It is this bulletproof quality (whether literal or psychological) which Eco suggests “forms the basis for [Bond’s] success.” If Fleming’s villains are over-the-top and “unrealistic” (whatever that means), it is because, according to Eco, Fleming “seeks elementary oppositions; to personify primitive and universal forces.” If their world-destroying plots seem trite and impossible, it is only because Fleming is trying to capture the inexpressible horror of something WWII didn’t invent, but certainly brought to consciousness: crimes against all of humanity. And if the Bond novels and films are repetitive, it is because we don’t yet know how to navigate our own terror about the vulnerability of the world to the secret intentions of those around us, and the game is set to repeat until we are no longer afraid. The bulletproof Spy-Knight is not only an expression of our best self (even for Fleming, the producers of the James Bond films refer to Casino Royale as his “autobiography of dreams”), he is a figure who stands between our fragility and the world’s hidden cruelty.
One cannot miss the poetry of Bond standing in for St George, the patron saint of England, nor for the Kingsman as a valiant Knight of the Round Table. Kingsman may be a fun, satirical dismantling of Bond’s adventures, but it does so to unveil the spy as our modern knight, and exactly why we still need secret agents: If James Bond is immune to neuroses, fear, and trauma, it is because we are not.
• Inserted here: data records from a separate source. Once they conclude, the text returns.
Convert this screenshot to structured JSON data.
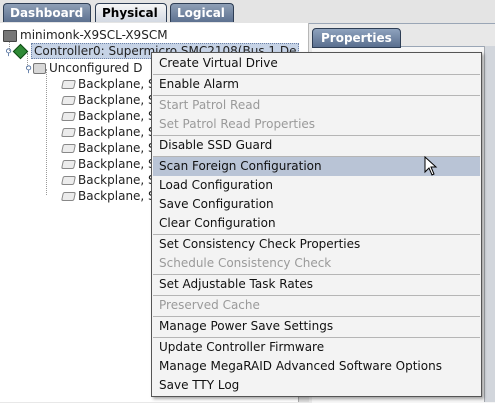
{
  "tabs": [
    {
      "label": "Dashboard",
      "active": false
    },
    {
      "label": "Physical",
      "active": true
    },
    {
      "label": "Logical",
      "active": false
    }
  ],
  "tree": {
    "server": "minimonk-X9SCL-X9SCM",
    "controller": "Controller0: Supermicro SMC2108(Bus 1,De",
    "group": "Unconfigured D",
    "backplanes": [
      "Backplane, S",
      "Backplane, S",
      "Backplane, S",
      "Backplane, S",
      "Backplane, S",
      "Backplane, S",
      "Backplane, S",
      "Backplane, S"
    ]
  },
  "properties_tab": "Properties",
  "menu": {
    "items": [
      {
        "label": "Create Virtual Drive",
        "disabled": false
      },
      {
        "label": "Enable Alarm",
        "disabled": false
      },
      {
        "label": "Start Patrol Read",
        "disabled": true
      },
      {
        "label": "Set Patrol Read Properties",
        "disabled": true
      },
      {
        "label": "Disable SSD Guard",
        "disabled": false
      },
      {
        "label": "Scan Foreign Configuration",
        "disabled": false,
        "highlighted": true
      },
      {
        "label": "Load Configuration",
        "disabled": false
      },
      {
        "label": "Save Configuration",
        "disabled": false
      },
      {
        "label": "Clear Configuration",
        "disabled": false
      },
      {
        "label": "Set Consistency Check Properties",
        "disabled": false
      },
      {
        "label": "Schedule Consistency Check",
        "disabled": true
      },
      {
        "label": "Set Adjustable Task Rates",
        "disabled": false
      },
      {
        "label": "Preserved Cache",
        "disabled": true
      },
      {
        "label": "Manage Power Save Settings",
        "disabled": false
      },
      {
        "label": "Update Controller Firmware",
        "disabled": false
      },
      {
        "label": "Manage MegaRAID Advanced Software Options",
        "disabled": false
      },
      {
        "label": "Save TTY Log",
        "disabled": false
      }
    ]
  },
  "colors": {
    "tab_active_bg": "#e8ebf0",
    "tab_inactive_bg": "#6f82a0",
    "menu_highlight": "#b9c4d6",
    "disabled_text": "#9a9a9a"
  }
}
Kingsman succeeds because it understands this and plays along.